The task:
Every line below that includes "Sidebar" counts toward the total. Report that total alone.

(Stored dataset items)
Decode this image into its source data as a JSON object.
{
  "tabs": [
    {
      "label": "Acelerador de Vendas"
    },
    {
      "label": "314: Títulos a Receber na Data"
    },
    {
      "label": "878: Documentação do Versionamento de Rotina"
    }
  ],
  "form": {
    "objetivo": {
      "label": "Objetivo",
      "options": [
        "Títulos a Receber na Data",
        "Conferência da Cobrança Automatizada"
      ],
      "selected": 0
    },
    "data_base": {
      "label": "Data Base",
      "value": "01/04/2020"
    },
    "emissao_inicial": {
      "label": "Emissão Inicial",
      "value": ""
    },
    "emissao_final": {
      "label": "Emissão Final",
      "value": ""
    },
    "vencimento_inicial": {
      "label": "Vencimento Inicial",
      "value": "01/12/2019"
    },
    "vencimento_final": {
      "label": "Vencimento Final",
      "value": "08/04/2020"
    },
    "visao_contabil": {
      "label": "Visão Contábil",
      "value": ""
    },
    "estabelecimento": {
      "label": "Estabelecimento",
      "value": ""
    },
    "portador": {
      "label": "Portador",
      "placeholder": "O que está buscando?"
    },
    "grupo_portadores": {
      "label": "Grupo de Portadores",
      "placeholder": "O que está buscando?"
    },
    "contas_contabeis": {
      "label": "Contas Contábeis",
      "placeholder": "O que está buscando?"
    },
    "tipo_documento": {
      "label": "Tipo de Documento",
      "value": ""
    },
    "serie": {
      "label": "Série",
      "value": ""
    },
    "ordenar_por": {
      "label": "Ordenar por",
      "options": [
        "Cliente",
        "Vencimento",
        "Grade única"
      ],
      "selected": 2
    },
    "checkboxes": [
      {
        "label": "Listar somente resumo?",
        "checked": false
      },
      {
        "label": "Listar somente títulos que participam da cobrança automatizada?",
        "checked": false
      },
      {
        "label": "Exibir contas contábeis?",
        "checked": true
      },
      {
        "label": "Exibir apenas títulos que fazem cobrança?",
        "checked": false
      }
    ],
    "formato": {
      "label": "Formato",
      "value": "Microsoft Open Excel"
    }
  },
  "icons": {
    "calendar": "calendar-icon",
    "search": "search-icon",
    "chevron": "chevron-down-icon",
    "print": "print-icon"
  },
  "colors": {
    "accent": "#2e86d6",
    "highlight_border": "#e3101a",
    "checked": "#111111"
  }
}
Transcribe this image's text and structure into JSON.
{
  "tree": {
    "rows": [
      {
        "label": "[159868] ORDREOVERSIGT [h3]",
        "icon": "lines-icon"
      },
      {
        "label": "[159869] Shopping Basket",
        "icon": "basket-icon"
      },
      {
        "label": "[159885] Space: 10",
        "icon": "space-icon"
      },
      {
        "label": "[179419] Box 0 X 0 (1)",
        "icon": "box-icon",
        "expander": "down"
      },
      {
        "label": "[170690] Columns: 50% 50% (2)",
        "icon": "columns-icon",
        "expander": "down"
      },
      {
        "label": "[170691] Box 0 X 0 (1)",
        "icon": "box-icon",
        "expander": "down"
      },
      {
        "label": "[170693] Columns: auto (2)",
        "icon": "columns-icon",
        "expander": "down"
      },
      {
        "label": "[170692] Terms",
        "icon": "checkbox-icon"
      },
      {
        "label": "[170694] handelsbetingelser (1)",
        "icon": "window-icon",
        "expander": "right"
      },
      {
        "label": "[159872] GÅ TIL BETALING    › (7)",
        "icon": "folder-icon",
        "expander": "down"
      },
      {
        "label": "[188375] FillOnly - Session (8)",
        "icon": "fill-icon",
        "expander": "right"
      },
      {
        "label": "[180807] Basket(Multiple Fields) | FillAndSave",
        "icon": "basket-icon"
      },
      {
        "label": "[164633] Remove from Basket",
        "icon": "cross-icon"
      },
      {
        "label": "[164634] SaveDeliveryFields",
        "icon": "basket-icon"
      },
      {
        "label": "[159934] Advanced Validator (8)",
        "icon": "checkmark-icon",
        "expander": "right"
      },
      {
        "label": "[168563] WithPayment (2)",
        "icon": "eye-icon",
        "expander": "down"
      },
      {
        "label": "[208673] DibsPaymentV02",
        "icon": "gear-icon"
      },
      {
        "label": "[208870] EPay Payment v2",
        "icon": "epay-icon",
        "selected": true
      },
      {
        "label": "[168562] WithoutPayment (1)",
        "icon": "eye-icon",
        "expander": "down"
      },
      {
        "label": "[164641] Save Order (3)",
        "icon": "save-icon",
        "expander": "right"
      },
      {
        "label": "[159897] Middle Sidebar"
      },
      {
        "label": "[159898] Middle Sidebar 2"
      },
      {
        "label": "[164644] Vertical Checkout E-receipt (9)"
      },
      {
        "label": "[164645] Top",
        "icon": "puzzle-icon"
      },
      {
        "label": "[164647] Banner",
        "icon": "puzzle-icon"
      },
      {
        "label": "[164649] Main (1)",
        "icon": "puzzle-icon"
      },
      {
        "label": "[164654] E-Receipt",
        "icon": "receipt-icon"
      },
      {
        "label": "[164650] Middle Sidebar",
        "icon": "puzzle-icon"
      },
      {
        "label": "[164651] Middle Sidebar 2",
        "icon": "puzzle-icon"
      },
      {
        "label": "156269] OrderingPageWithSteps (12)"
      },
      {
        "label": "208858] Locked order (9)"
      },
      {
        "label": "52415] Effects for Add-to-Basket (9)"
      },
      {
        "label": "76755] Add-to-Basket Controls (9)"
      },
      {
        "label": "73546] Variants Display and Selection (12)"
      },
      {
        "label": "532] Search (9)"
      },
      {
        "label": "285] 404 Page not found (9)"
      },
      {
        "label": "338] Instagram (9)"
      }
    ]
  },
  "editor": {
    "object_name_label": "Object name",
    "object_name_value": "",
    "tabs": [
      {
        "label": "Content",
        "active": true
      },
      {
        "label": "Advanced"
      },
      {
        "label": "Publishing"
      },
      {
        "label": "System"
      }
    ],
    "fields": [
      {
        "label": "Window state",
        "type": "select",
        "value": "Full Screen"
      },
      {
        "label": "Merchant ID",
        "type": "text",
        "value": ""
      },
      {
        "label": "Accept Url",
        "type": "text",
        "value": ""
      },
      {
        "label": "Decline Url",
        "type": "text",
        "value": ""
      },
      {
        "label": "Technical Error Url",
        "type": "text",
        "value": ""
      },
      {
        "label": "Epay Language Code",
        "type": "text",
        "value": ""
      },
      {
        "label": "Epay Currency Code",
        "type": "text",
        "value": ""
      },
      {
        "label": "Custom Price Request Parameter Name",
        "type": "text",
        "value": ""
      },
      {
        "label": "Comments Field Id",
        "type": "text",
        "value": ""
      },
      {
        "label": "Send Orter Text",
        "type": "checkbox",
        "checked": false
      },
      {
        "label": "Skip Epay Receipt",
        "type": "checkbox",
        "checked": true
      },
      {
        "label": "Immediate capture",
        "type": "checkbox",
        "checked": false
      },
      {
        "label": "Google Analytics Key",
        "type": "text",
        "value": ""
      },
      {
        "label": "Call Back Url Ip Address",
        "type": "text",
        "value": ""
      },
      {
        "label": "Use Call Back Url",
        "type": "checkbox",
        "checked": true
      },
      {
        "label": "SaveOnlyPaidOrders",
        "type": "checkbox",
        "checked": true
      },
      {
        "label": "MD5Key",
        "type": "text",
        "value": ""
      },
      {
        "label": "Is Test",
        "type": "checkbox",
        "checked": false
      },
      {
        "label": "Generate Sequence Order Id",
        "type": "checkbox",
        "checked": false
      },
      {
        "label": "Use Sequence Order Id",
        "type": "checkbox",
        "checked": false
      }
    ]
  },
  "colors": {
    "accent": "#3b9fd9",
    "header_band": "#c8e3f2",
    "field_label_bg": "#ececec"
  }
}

Solution for this task:
4